1 2 2 1 2 2

Wout (h1 − h2 ) − ∆ke

Chapter 7-13

Chapter 7 Lecture notes for Thermodynamics: An Engineering Approach, 3rd Ed by Cengel and Boles

V22 V12 ∆ke = ( − ) 2 2 (140 m / s) 2 − (80 m / s) 2 1 kJ / kg = 2 1000 m2 / s2

FG H

IJ K

= 6.6

From the steam tables

kJ kg

**Rh = 3658.4 kJ P = 6 MPa U| kg S V| kJ T = 600 C W| s = 7.1677 | kg ⋅ K T Rh = 2682.5 kJ P = 50 kPa U| kg S V| kJ T = 100 C W| s = 7.6947 | kg ⋅ K T Rh ≅ h = 104.89 kJ P = 100 kPa U| kg S V| kJ T = 25 C W| = 0.3674 s ≅s | kg ⋅ K T
**

1 1 o 1 1 2 2 o 2 2 0 0 f @ 25o C o 0 0 f @ 25o C

Chapter 7-14

Chapter 7 Lecture notes for Thermodynamics: An Engineering Approach, 3rd Ed by Cengel and Boles

m= =

Wout (h1 − h2 ) − ∆ke

**FG 1000 kJ / s IJ kJ H MW K (3658.4 − 2682.5 − 6.6)
**

5 MW kg kg s

= 516 .

The power potential of the steam at the inlet conditions is equivalent to its exergy at the inlet state. Recall that we neglect the potential energy of the flow.

Ψ1 = mψ 1

F I V = mG (h − h ) − T ( s − s ) + + gz J 2 H K

1 o o 1 o 2 1 1

2 2 2

0

**F (3658.4 − 104.89) kJ − (298 K )(7.1677 − 0.3674) kJ I kg kg ⋅ K J kg G JJ Ψ = 516 G . s G (80m / s) F kJ / kg I GH + 2 GH 1000 m / s JK JK kg F kJ I F MW I . = 516 G 1530.2 J G J s H kg K H 1000 kJ / s K
**

1

= 7.90 MW

The power output of the turbine if there are no irreversibilities is the reversible power and is determined from the rate form of the exergy balance applied on the turbine and setting the exergy destruction tem equal to zero.
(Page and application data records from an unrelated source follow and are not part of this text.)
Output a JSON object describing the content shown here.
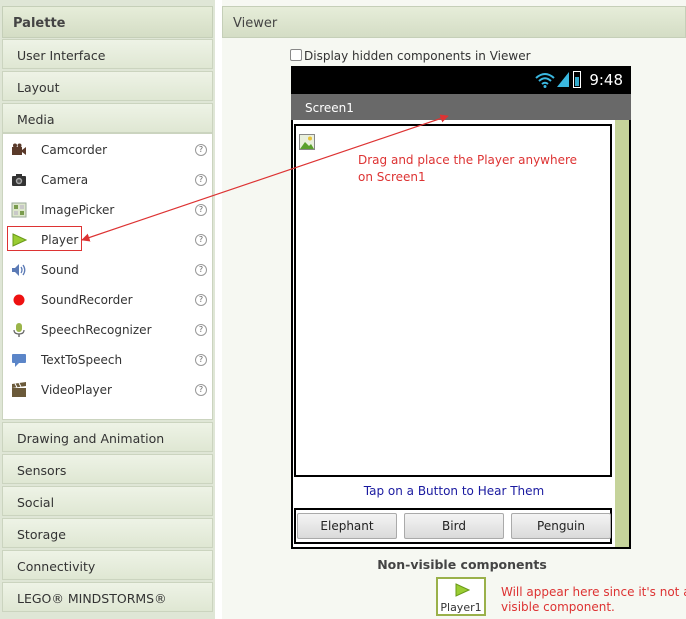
{
  "palette": {
    "title": "Palette",
    "categories_top": [
      "User Interface",
      "Layout",
      "Media"
    ],
    "media_items": [
      {
        "label": "Camcorder",
        "icon": "camcorder-icon"
      },
      {
        "label": "Camera",
        "icon": "camera-icon"
      },
      {
        "label": "ImagePicker",
        "icon": "image-picker-icon"
      },
      {
        "label": "Player",
        "icon": "player-icon"
      },
      {
        "label": "Sound",
        "icon": "sound-icon"
      },
      {
        "label": "SoundRecorder",
        "icon": "sound-recorder-icon"
      },
      {
        "label": "SpeechRecognizer",
        "icon": "speech-recognizer-icon"
      },
      {
        "label": "TextToSpeech",
        "icon": "text-to-speech-icon"
      },
      {
        "label": "VideoPlayer",
        "icon": "video-player-icon"
      }
    ],
    "help_glyph": "?",
    "categories_bottom": [
      "Drawing and Animation",
      "Sensors",
      "Social",
      "Storage",
      "Connectivity",
      "LEGO® MINDSTORMS®"
    ]
  },
  "viewer": {
    "title": "Viewer",
    "display_hidden_label": "Display hidden components in Viewer",
    "status_time": "9:48",
    "screen_title": "Screen1",
    "drag_note": "Drag and place the Player anywhere on Screen1",
    "tap_label": "Tap on a Button to Hear Them",
    "buttons": [
      "Elephant",
      "Bird",
      "Penguin"
    ],
    "nonvisible_title": "Non-visible components",
    "nonvisible_item": "Player1",
    "nonvisible_note": "Will appear here since it's not a visible component."
  },
  "colors": {
    "annotation_red": "#dd3333",
    "tap_label_blue": "#1a1aa0",
    "scrollbar_green": "#c5d39a"
  }
}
Chapter 7-15

Chapter 7 Lecture notes for Thermodynamics: An Engineering Approach, 3rd Ed by Cengel and Boles

X in − X out
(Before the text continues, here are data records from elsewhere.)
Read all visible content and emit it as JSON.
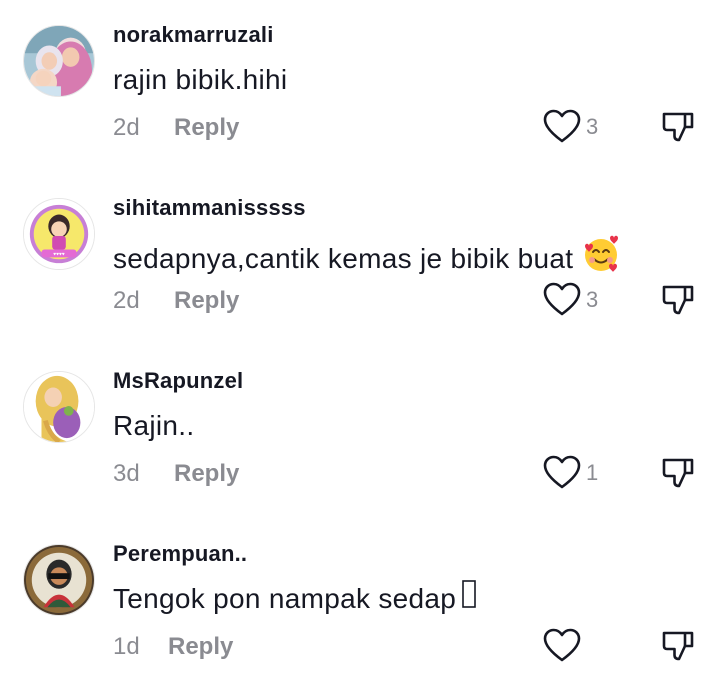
{
  "comments": [
    {
      "username": "norakmarruzali",
      "text": "rajin bibik.hihi",
      "time": "2d",
      "reply": "Reply",
      "likes": "3"
    },
    {
      "username": "sihitammanisssss",
      "text": "sedapnya,cantik kemas je bibik buat",
      "emoji": "smiling-face-with-hearts",
      "time": "2d",
      "reply": "Reply",
      "likes": "3"
    },
    {
      "username": "MsRapunzel",
      "text": "Rajin..",
      "time": "3d",
      "reply": "Reply",
      "likes": "1"
    },
    {
      "username": "Perempuan..",
      "text": "Tengok pon nampak sedap",
      "time": "1d",
      "reply": "Reply",
      "likes": ""
    }
  ],
  "colors": {
    "text": "#161823",
    "muted": "#8a8b91"
  },
  "icons": [
    "heart-icon",
    "dislike-icon",
    "smiling-face-with-hearts-icon",
    "missing-glyph-box"
  ]
}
Rate of net exergy transfer by heat, work, and mass

−

X destroyed = ∆X system

Rate of exergy destruction

0

0 (steady)

Rate of change of exergy

X in = X out mψ 1 = Wrev , out + mψ 2

Wrev , out = m(ψ 2 − ψ 1 ) = m (h1 − h2 ) − T0 ( s1 − s2 ) − ∆ke − ∆pe

0

Wrev , out

**F (3658.4 − 2682.5) kJ − (298 K )(7.1677 − 7.6947) kJ I kg kg ⋅ K J kg G . = 516 G JJ kJ s G GH −6.6 kg JK kg F kJ I F MW I = 516 G 1126.0 J G . J s H kg K H 1000 kJ / s K
**

= 581 MW .

The second-law efficiency is determined from

η II =

5 MW W . = = 861% . Wrev 581 MW

Chapter 7-16